The broad characteristics include but are not limited to: high set, single story, timber cladding and corrugated tin roofing. Most notable detail would be the typically larger veranda area, often wrapping around the house, never fully encloses it. Sporting exterior staircases, multi-gabled roofs and timber ‘stumping’. Raising these homes off the ground has been one of the more obvious structural responses to the climate, allowing underfloor ventilation to cool the dwelling in the summer months.
Homes built today in Brisbane are truly spoilt for choice, with a melting pot of styles to be inspired by, in hand with the leaps and bounds the industry has made in knowledge and development, Brisbanites have the best of both worlds at their disposal. Many modern homes of the area are implementing smart technology for the benefit of the resident’s lifestyle and the care of the environment. More importantly, remaining flexible for the future needs of its inhabitants.
O’Shea and Son’s proudly creates dwellings that honour this great history as well as leading the industry in adopting innovative methods of construction, better materials and progressive adaptability to client and environment. With our two, fully customisable directions; the more traditionalist Hamptons style and the innovative Modern Contemporary, we’re sure to find your perfect home.

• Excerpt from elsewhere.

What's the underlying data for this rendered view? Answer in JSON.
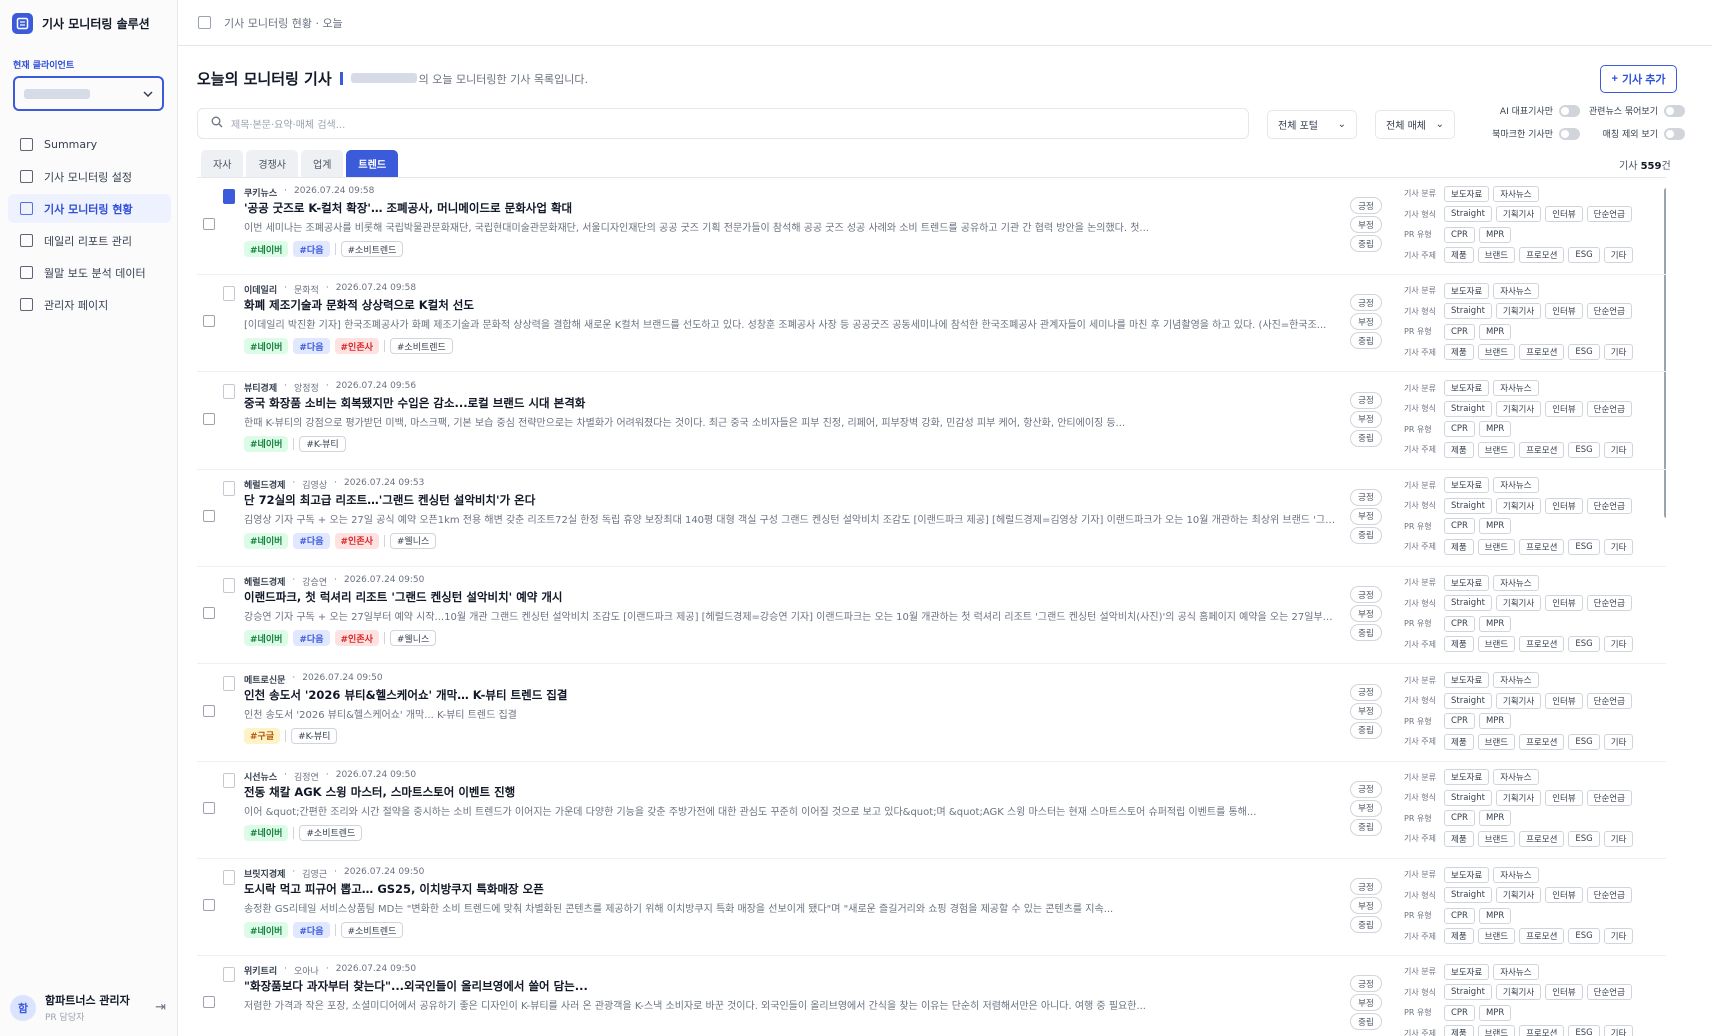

So, if you are looking to build in Brisbane, let O’Shea and Son’s help make your dream home, a reality.